The "certain activity" included one of the largest lotteries in the world, operated and promoted by the state itself; charity bingo; and state-licensed pari-mutuel wagering on horse races.
Two additional forms of gambling had been approved by the State Legislature, which should have ended the debate on whether Michigan had a public policy against casinos. Charities were allowed to run "millionaire parties," called "Las Vegas Nights" in other states, for money. The law specifically stated that the games to be played were those "customarily associated with a gambling casino."
Millionaire parties were limited to small stakes. But Michigan had also entered into tribal-state compacts permitting federally recognized tribes to open high scale casinos. In fact, Michigan had more full-scale casinos than New Jersey.
The Court's opinion disregarded all this, calling them "limited exceptions." In a prissy statement, it declared, "the purpose of the current scheme of criminal laws remains to suppress gambling as an activity injurious to public morals and welfare."
The Court even warned that, "A court could issue arrest or search warrants for on-site casino gambling in petitioner's school. The school's operators could be charged as persons who indirectly assist in the keeping of a gaming house, and the students could be charged as loiterers in a place of illegal occupation." This ignored the fact that no actual gambling takes place and the students were learning an occupation that was legal in Michigan.

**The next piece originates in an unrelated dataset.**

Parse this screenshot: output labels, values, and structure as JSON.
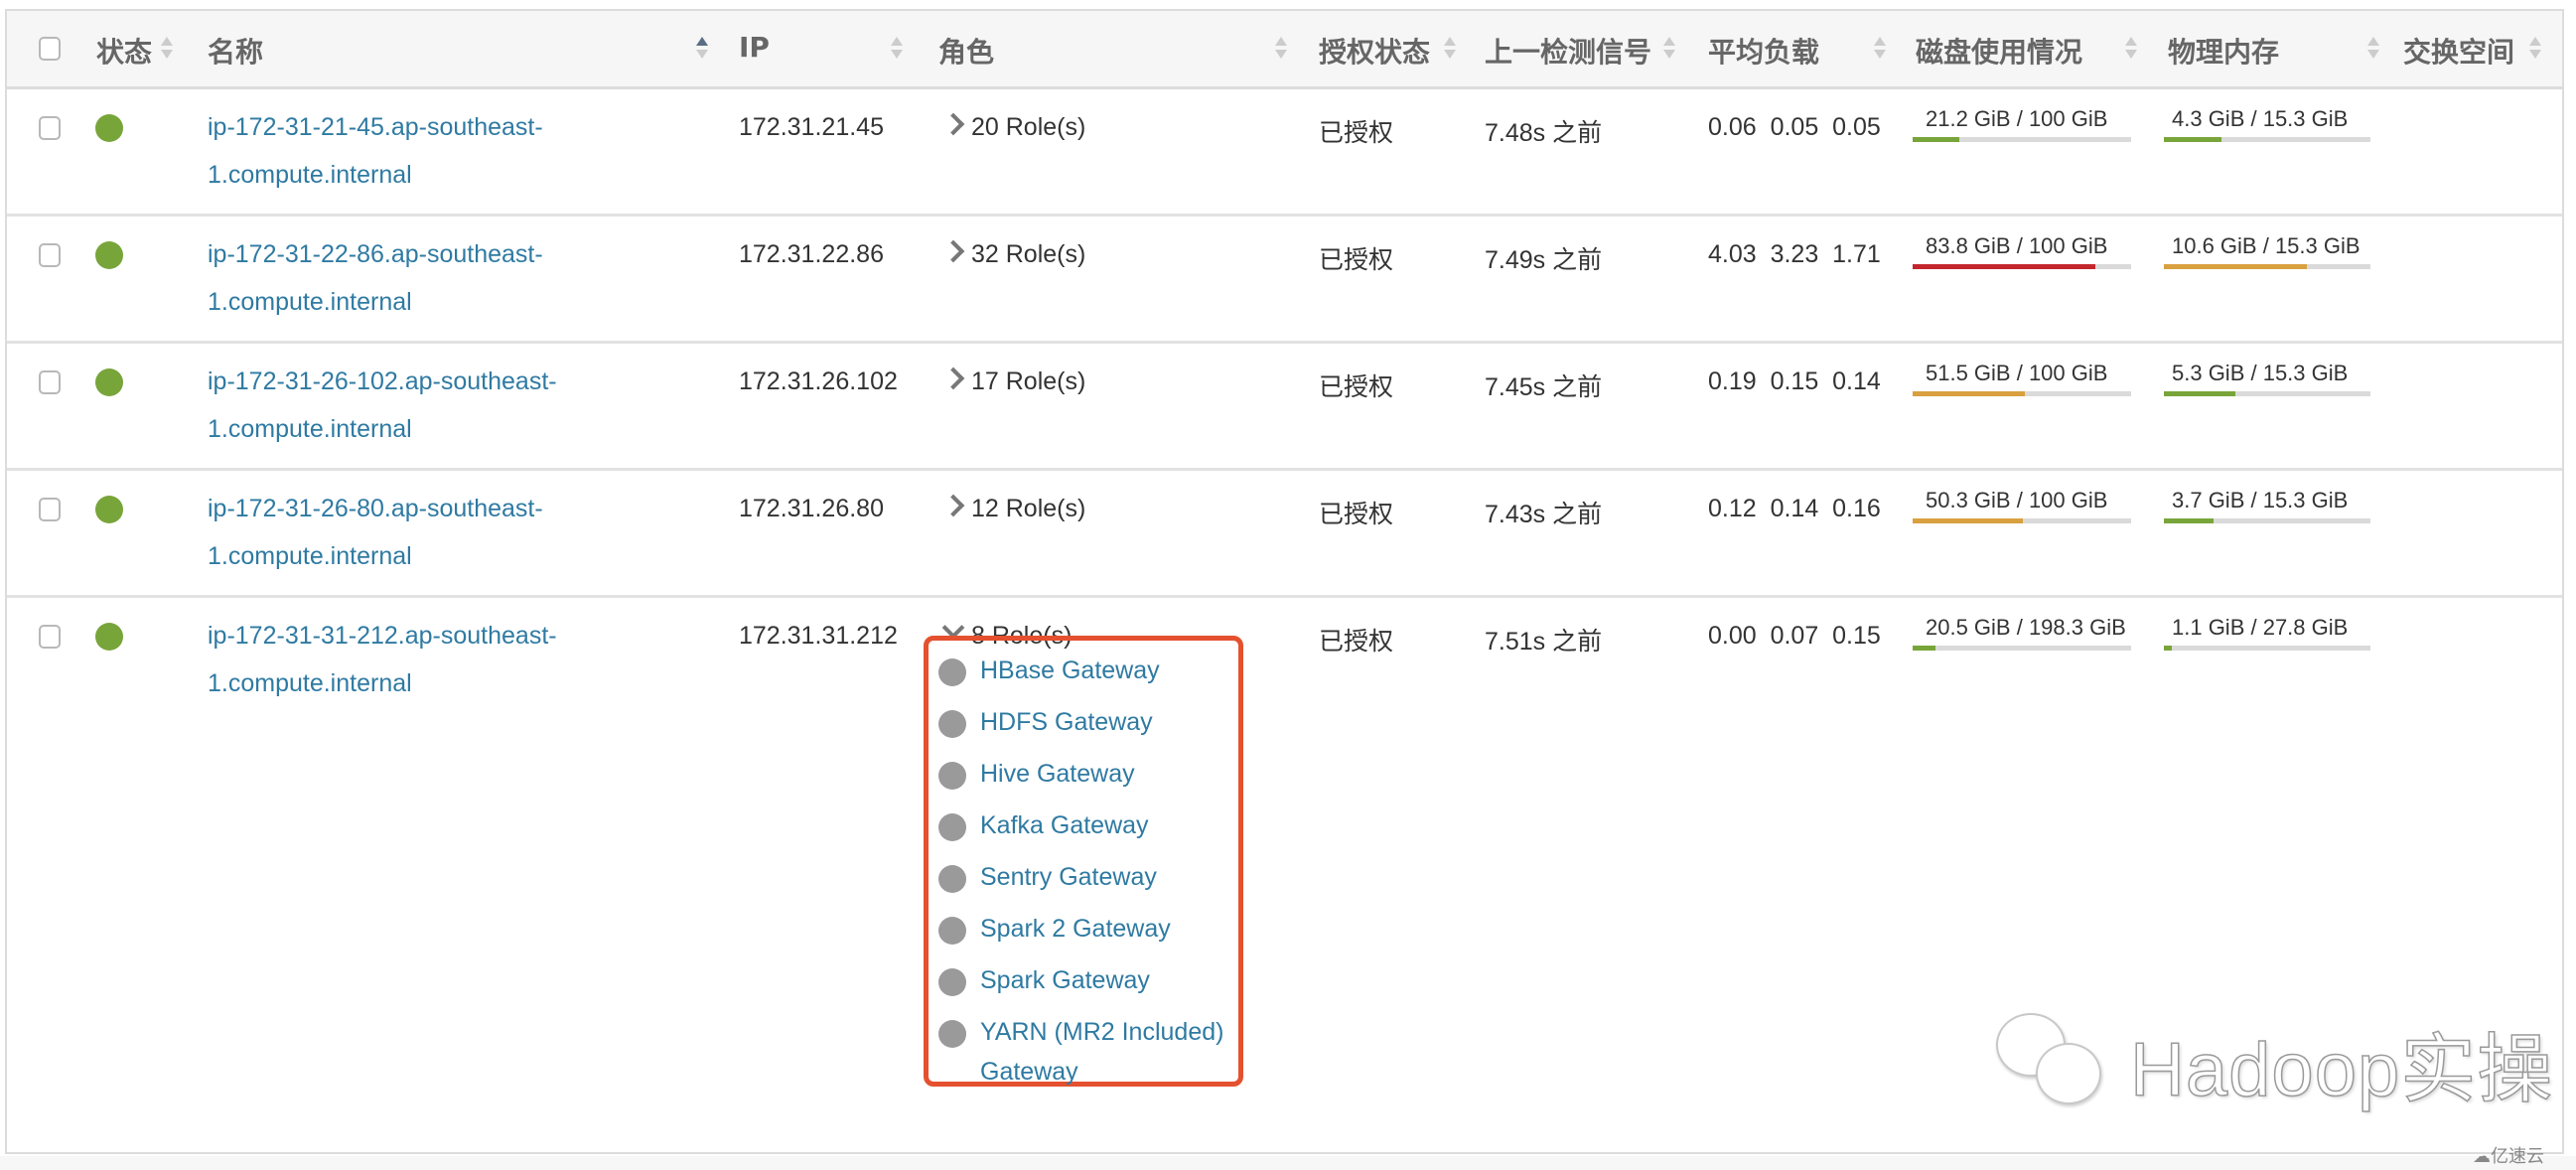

The most amazing part of the Opinion is the dismissal of the fact that Michigan had casinos. The Court held that the state had been forced by federal law to enter into compacts with its tribes. Of course, the federal law only applied because Michigan already permitted casino gaming for money, i.e., the millionaire parties. If the state had wanted to prevent its tribes from having casinos, all it had to do was prohibit charities from running casino nights.

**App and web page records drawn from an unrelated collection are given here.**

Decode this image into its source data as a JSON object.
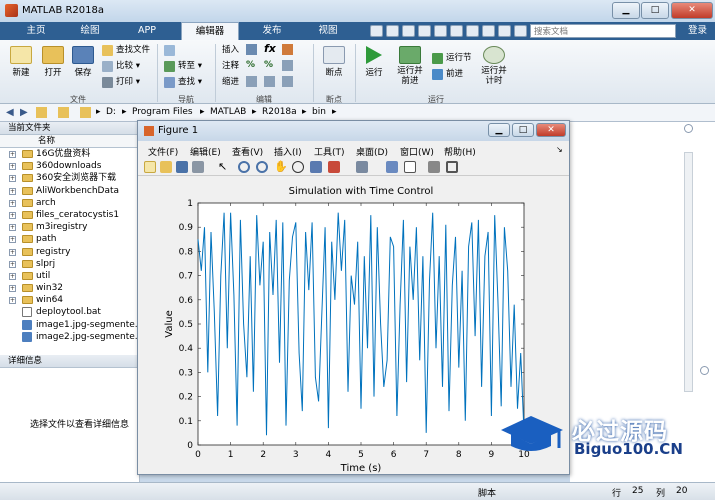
{
  "app": {
    "title": "MATLAB R2018a"
  },
  "tabs": [
    "主页",
    "绘图",
    "APP",
    "编辑器",
    "发布",
    "视图"
  ],
  "active_tab": "编辑器",
  "search": {
    "placeholder": "搜索文档"
  },
  "login_label": "登录",
  "ribbon": {
    "file": {
      "new": "新建",
      "open": "打开",
      "save": "保存",
      "find_files": "查找文件",
      "compare": "比较",
      "print": "打印",
      "group": "文件"
    },
    "nav": {
      "goto": "转至",
      "find": "查找",
      "group": "导航"
    },
    "edit": {
      "insert": "插入",
      "comment": "注释",
      "indent": "缩进",
      "group": "编辑"
    },
    "breakpoints": {
      "label": "断点",
      "group": "断点"
    },
    "run": {
      "run": "运行",
      "run_advance": "运行并\n前进",
      "run_section": "运行节",
      "advance": "前进",
      "run_time": "运行并\n计时",
      "group": "运行"
    }
  },
  "address": {
    "path": [
      "D:",
      "Program Files",
      "MATLAB",
      "R2018a",
      "bin"
    ]
  },
  "current_folder": {
    "title": "当前文件夹",
    "col_name": "名称",
    "items": [
      {
        "name": "16G优盘资料",
        "type": "folder"
      },
      {
        "name": "360downloads",
        "type": "folder"
      },
      {
        "name": "360安全浏览器下载",
        "type": "folder"
      },
      {
        "name": "AliWorkbenchData",
        "type": "folder"
      },
      {
        "name": "arch",
        "type": "folder"
      },
      {
        "name": "files_ceratocystis1",
        "type": "folder"
      },
      {
        "name": "m3iregistry",
        "type": "folder"
      },
      {
        "name": "path",
        "type": "folder"
      },
      {
        "name": "registry",
        "type": "folder"
      },
      {
        "name": "slprj",
        "type": "folder"
      },
      {
        "name": "util",
        "type": "folder"
      },
      {
        "name": "win32",
        "type": "folder"
      },
      {
        "name": "win64",
        "type": "folder"
      },
      {
        "name": "deploytool.bat",
        "type": "file"
      },
      {
        "name": "image1.jpg-segmente...",
        "type": "image"
      },
      {
        "name": "image2.jpg-segmente...",
        "type": "image"
      }
    ]
  },
  "details": {
    "title": "详细信息",
    "message": "选择文件以查看详细信息"
  },
  "status": {
    "script": "脚本",
    "row_label": "行",
    "row": "25",
    "col_label": "列",
    "col": "20"
  },
  "figure": {
    "title": "Figure 1",
    "menu": [
      "文件(F)",
      "编辑(E)",
      "查看(V)",
      "插入(I)",
      "工具(T)",
      "桌面(D)",
      "窗口(W)",
      "帮助(H)"
    ]
  },
  "watermark": {
    "line1": "必过源码",
    "line2": "Biguo100.CN"
  },
  "colors": {
    "tabbar": "#2e5f92",
    "line": "#0072bd",
    "ribbon_bg": "#eef2f6"
  },
  "chart_data": {
    "type": "line",
    "title": "Simulation with Time Control",
    "xlabel": "Time (s)",
    "ylabel": "Value",
    "xlim": [
      0,
      10
    ],
    "ylim": [
      0,
      1
    ],
    "xticks": [
      "0",
      "1",
      "2",
      "3",
      "4",
      "5",
      "6",
      "7",
      "8",
      "9",
      "10"
    ],
    "yticks": [
      "0",
      "0.1",
      "0.2",
      "0.3",
      "0.4",
      "0.5",
      "0.6",
      "0.7",
      "0.8",
      "0.9",
      "1"
    ],
    "series": [
      {
        "x": [
          0,
          0.1,
          0.2,
          0.3,
          0.4,
          0.5,
          0.6,
          0.7,
          0.8,
          0.9,
          1.0,
          1.1,
          1.2,
          1.3,
          1.4,
          1.5,
          1.6,
          1.7,
          1.8,
          1.9,
          2.0,
          2.1,
          2.2,
          2.3,
          2.4,
          2.5,
          2.6,
          2.7,
          2.8,
          2.9,
          3.0,
          3.1,
          3.2,
          3.3,
          3.4,
          3.5,
          3.6,
          3.7,
          3.8,
          3.9,
          4.0,
          4.1,
          4.2,
          4.3,
          4.4,
          4.5,
          4.6,
          4.7,
          4.8,
          4.9,
          5.0,
          5.1,
          5.2,
          5.3,
          5.4,
          5.5,
          5.6,
          5.7,
          5.8,
          5.9,
          6.0,
          6.1,
          6.2,
          6.3,
          6.4,
          6.5,
          6.6,
          6.7,
          6.8,
          6.9,
          7.0,
          7.1,
          7.2,
          7.3,
          7.4,
          7.5,
          7.6,
          7.7,
          7.8,
          7.9,
          8.0,
          8.1,
          8.2,
          8.3,
          8.4,
          8.5,
          8.6,
          8.7,
          8.8,
          8.9,
          9.0,
          9.1,
          9.2,
          9.3,
          9.4,
          9.5,
          9.6,
          9.7,
          9.8,
          9.9,
          10.0
        ],
        "y": [
          0.85,
          0.72,
          0.9,
          0.3,
          0.88,
          0.55,
          0.12,
          0.7,
          0.96,
          0.4,
          0.96,
          0.62,
          0.08,
          0.93,
          0.5,
          0.28,
          0.78,
          0.22,
          0.95,
          0.66,
          0.84,
          0.04,
          0.88,
          0.62,
          0.93,
          0.34,
          0.92,
          0.08,
          0.68,
          0.86,
          0.92,
          0.38,
          0.14,
          0.88,
          0.64,
          0.92,
          0.28,
          0.18,
          0.55,
          0.9,
          0.07,
          0.84,
          0.6,
          0.96,
          0.72,
          0.93,
          0.22,
          0.7,
          0.58,
          0.84,
          0.15,
          0.78,
          0.4,
          0.95,
          0.2,
          0.9,
          0.5,
          0.24,
          0.35,
          0.86,
          0.82,
          0.12,
          0.58,
          0.93,
          0.26,
          0.82,
          0.6,
          0.9,
          0.35,
          0.78,
          0.05,
          0.68,
          0.96,
          0.4,
          0.78,
          0.24,
          0.91,
          0.14,
          0.66,
          0.86,
          0.32,
          0.72,
          0.1,
          0.82,
          0.92,
          0.45,
          0.93,
          0.24,
          0.78,
          0.88,
          0.12,
          0.95,
          0.6,
          0.16,
          0.9,
          0.72,
          0.24,
          0.58,
          0.15,
          0.38,
          0.05
        ]
      }
    ]
  }
}
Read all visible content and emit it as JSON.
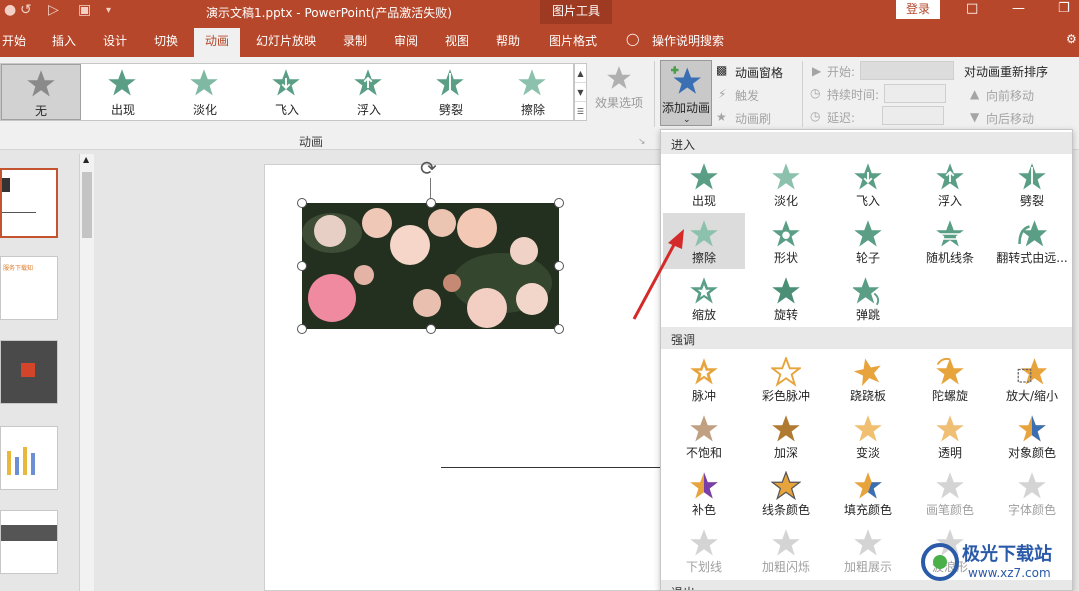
{
  "titlebar": {
    "title": "演示文稿1.pptx  -  PowerPoint(产品激活失败)",
    "context_tab": "图片工具",
    "login": "登录",
    "qa_icons": [
      "undo-icon",
      "redo-icon",
      "slideshow-icon",
      "print-preview-icon",
      "customize-icon"
    ],
    "window_icons": [
      "ribbon-display-icon",
      "minimize-icon",
      "close-icon"
    ]
  },
  "tabs": [
    "开始",
    "插入",
    "设计",
    "切换",
    "动画",
    "幻灯片放映",
    "录制",
    "审阅",
    "视图",
    "帮助",
    "图片格式",
    "操作说明搜索"
  ],
  "active_tab": "动画",
  "ribbon": {
    "gallery": [
      "无",
      "出现",
      "淡化",
      "飞入",
      "浮入",
      "劈裂",
      "擦除"
    ],
    "effect_options": "效果选项",
    "group_animation": "动画",
    "add_animation": "添加动画",
    "animation_pane": "动画窗格",
    "trigger": "触发",
    "animation_painter": "动画刷",
    "start_label": "开始:",
    "duration_label": "持续时间:",
    "delay_label": "延迟:",
    "reorder_title": "对动画重新排序",
    "move_earlier": "向前移动",
    "move_later": "向后移动"
  },
  "dropdown": {
    "section_entrance": "进入",
    "entrance": [
      "出现",
      "淡化",
      "飞入",
      "浮入",
      "劈裂",
      "擦除",
      "形状",
      "轮子",
      "随机线条",
      "翻转式由远...",
      "缩放",
      "旋转",
      "弹跳"
    ],
    "section_emphasis": "强调",
    "emphasis": [
      "脉冲",
      "彩色脉冲",
      "跷跷板",
      "陀螺旋",
      "放大/缩小",
      "不饱和",
      "加深",
      "变淡",
      "透明",
      "对象颜色",
      "补色",
      "线条颜色",
      "填充颜色",
      "画笔颜色",
      "字体颜色",
      "下划线",
      "加粗闪烁",
      "加粗展示",
      "波浪形"
    ],
    "section_exit": "退出"
  },
  "thumb_texts": {
    "slide2_title": "服务下载知"
  },
  "colors": {
    "brand": "#b7472a",
    "entrance_star": "#5a9e86",
    "emphasis_star": "#e8a43c",
    "disabled_star": "#c8c8c8",
    "arrow": "#d42a2a"
  },
  "watermark": {
    "name": "极光下载站",
    "url": "www.xz7.com"
  }
}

The United States Supreme Court and Congress had made it clear that the only time federal law forces a state to enter into compacts for tribal casinos is when that state permits casinos for non-Indians, showing that state has a public policy favoring casinos.
Fortunately for the Michigan Supreme Court, its embarrassing decision to outlaw casino dealer schools was quickly overshadowed by events in the real world, and forgotten. Before the year was out, the voters of Michigan had approved an initiative authorizing three state-licensed casinos in Detroit. Included in the new Michigan Gaming Control and Revenue Act were provisions explicitly allowing dealer schools.
Despite all the evidence, the majority of the justices on the Michigan Supreme Court had declared that the state had a strong public policy against casinos. Almost two million Michigan voters told them they were wrong.
This article is provided by the Frank Scoblete Network. Melissa A. Kaplan is the network's managing editor. If you would like to use this article on your website, please contact Casino City Press, the exclusive web syndication outlet for the Frank Scoblete Network. To contact Frank, please e-mail him at firstname.lastname@example.org.
Best of I. Nelson Rose
I. Nelson Rose
I. Nelson Rose